Copyright © 2015 Valmore Bermúdez et al. This is an open access article distributed under the Creative Commons Attribution License, which permits unrestricted use, distribution, and reproduction in any medium, provided the original work is properly cited.

Abstract
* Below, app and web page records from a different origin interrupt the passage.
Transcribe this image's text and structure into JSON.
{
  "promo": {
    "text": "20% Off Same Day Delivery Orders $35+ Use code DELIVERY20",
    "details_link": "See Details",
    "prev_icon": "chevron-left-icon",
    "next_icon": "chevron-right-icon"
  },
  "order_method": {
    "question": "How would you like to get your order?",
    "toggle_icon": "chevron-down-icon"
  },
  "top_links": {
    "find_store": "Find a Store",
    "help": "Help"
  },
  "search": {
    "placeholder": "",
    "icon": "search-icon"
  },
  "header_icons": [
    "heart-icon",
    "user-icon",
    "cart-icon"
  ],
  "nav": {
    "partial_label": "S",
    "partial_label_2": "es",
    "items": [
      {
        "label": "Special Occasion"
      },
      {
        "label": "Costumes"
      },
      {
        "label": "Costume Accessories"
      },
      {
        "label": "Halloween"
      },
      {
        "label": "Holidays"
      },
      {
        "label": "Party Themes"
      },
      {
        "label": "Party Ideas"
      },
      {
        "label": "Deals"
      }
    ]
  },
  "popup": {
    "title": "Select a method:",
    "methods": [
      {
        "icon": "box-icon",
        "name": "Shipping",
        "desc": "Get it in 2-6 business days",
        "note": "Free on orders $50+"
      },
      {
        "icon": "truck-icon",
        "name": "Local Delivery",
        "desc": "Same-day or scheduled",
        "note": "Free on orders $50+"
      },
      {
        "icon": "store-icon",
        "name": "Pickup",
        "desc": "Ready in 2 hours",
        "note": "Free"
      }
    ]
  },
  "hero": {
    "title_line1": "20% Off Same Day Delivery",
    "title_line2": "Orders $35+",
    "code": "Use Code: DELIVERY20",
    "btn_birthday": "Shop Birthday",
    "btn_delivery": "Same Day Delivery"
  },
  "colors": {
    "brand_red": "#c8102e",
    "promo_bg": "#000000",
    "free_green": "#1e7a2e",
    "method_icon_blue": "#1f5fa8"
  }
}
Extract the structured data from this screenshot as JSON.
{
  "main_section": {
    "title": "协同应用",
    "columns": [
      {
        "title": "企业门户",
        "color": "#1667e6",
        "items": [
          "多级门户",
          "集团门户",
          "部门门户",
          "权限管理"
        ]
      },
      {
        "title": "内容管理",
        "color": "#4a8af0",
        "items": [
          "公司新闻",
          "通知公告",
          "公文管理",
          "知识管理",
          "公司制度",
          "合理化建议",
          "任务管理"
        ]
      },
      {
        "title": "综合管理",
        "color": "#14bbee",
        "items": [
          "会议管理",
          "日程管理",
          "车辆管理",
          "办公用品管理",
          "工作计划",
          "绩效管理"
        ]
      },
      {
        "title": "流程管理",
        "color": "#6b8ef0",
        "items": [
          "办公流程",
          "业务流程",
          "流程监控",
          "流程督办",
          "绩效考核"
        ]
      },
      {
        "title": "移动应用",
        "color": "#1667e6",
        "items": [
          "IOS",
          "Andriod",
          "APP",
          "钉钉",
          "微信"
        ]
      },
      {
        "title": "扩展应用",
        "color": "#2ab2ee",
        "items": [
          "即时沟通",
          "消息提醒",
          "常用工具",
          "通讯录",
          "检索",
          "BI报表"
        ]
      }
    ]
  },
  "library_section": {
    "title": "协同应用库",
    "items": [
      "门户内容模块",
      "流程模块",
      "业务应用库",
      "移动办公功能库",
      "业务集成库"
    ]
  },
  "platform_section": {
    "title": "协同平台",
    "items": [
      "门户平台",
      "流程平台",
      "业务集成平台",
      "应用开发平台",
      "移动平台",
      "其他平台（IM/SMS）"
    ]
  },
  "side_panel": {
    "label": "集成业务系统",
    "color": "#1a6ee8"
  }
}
Introduction. Although the relationships between alcohol and disorders such as cancer and liver disease have been thoroughly researched, its effects on cardiometabolic health remain controversial. Therefore, the objective of this study was to assess the association between alcohol consumption, the Metabolic Syndrome (MS), and its components in our locality. Materials and Methods. Descriptive, cross-sectional study with randomized, multistaged sampling, which included 2,230 subjects of both genders. Two previously determined population-specific alcohol consumption pattern classifications were utilized in each gender: daily intake quartiles and conglomerates yielded by cluster analysis. MS was defined according to the 2009 consensus criteria. Association was evaluated through various multiple logistic regression models. Results. In univariate analysis (daily intake quartiles), only hypertriacylglyceridemia was associated with alcohol consumption in both genders. In multivariate analysis, daily alcohol intake ≤3.8 g/day was associated with lower risk of hypertriacylglyceridemia in females (OR = 0.29, CI 95%: 0.09–0.86; ). Among men, subjects consuming 28.41–47.33 g/day had significantly increased risk of MS, hyperglycemia, high blood pressure, hypertriacylglyceridemia, and elevated waist circumference. Conclusions. The relationship between drinking, MS, and its components is complex and not directly proportional. Categorization by daily alcohol intake quartiles appears to be the most efficient method for quantitative assessment of alcohol consumption in our region.